Choosing an appropriate location for breeding
Not keeping more animals than you can responsibly care for!
Surgically stifling an animal’s voice puts the community at risk because it:
Enables hoarding and illegal breeding operations
Discourages responsible training, care and supervision, necessary to manage all behavior, including vocalization. There are no surgeries that prevent animals from soiling public property, jumping on small children and frail elders, or darting into traffic. Responsible pet stewardship does.
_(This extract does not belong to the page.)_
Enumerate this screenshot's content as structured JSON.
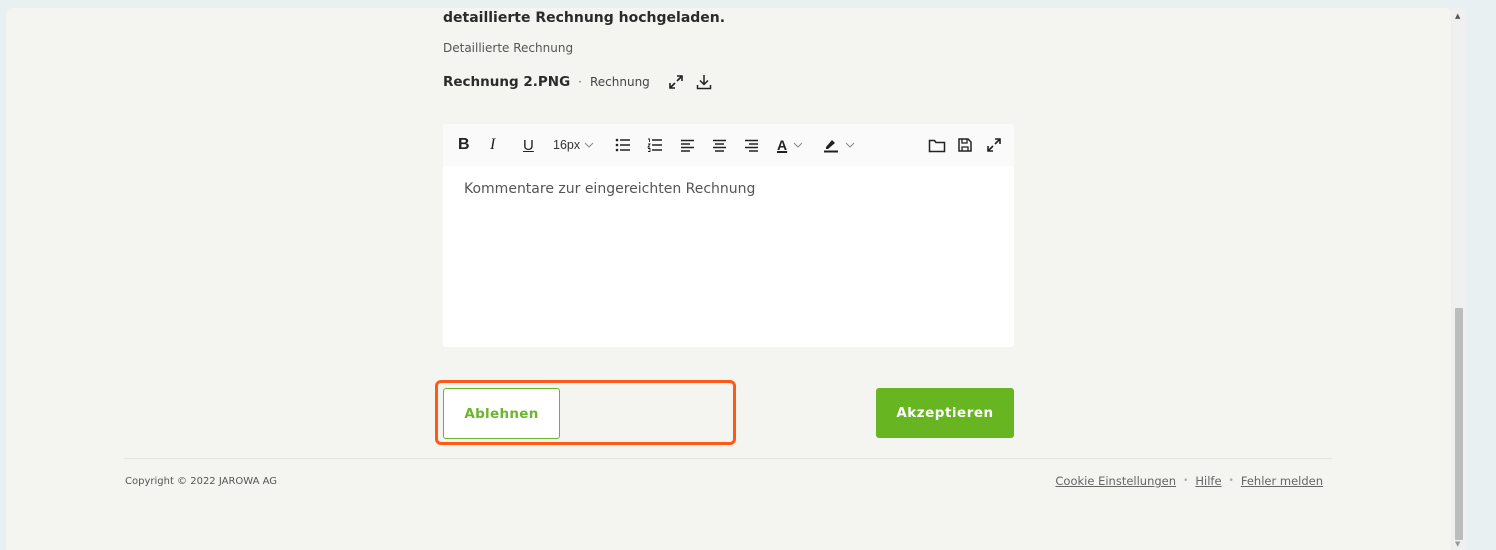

Can lead to biting. Boredom, loneliness and other distress are the top reasons for persistent vocalization, according to behavior experts like Pat Miller, CPDT-KA, CBCC-KA, Past President, Association of Pet Dog Trainers and Board of Directors, Certification Council for Professional Dog Trainers. Cutting vocal cords allows the owner to ignore those cries for help, leaving the frustrated animal with little choice but to escalate to more destructive behavior.
Compromises the animal’s communication. Here's why that's dangerous for people who come in contact with the dog:
Devocalization removes or reduces the vocal nuances that animals use to communicate different meanings.
And few people can accurately interpret animal body language, especially when he is not their own. How many realize a wagging tail can indicate agitation not friendliness?
Imagine a child running up to pet a devocalized dog in the park, unaware that the animal’s muffled, ambiguous sounds—and tail wags—mean, “Get away from me or I’ll bite.”
CLAIM:They also get to stay in their homes even if they are persistent barkers. FACT: Dogs and cats are surrendered, abandoned and convenience-euthanized despite--some because of--their surgically altered voices.
People who select, train, care for and supervise animals responsibly and humanely—and who make a lifetime commitment to them—are what really keeps dogs and cats out of shelters.
Voice-altering surgery does not.
It only causes animals--and their future owners--needless anguish.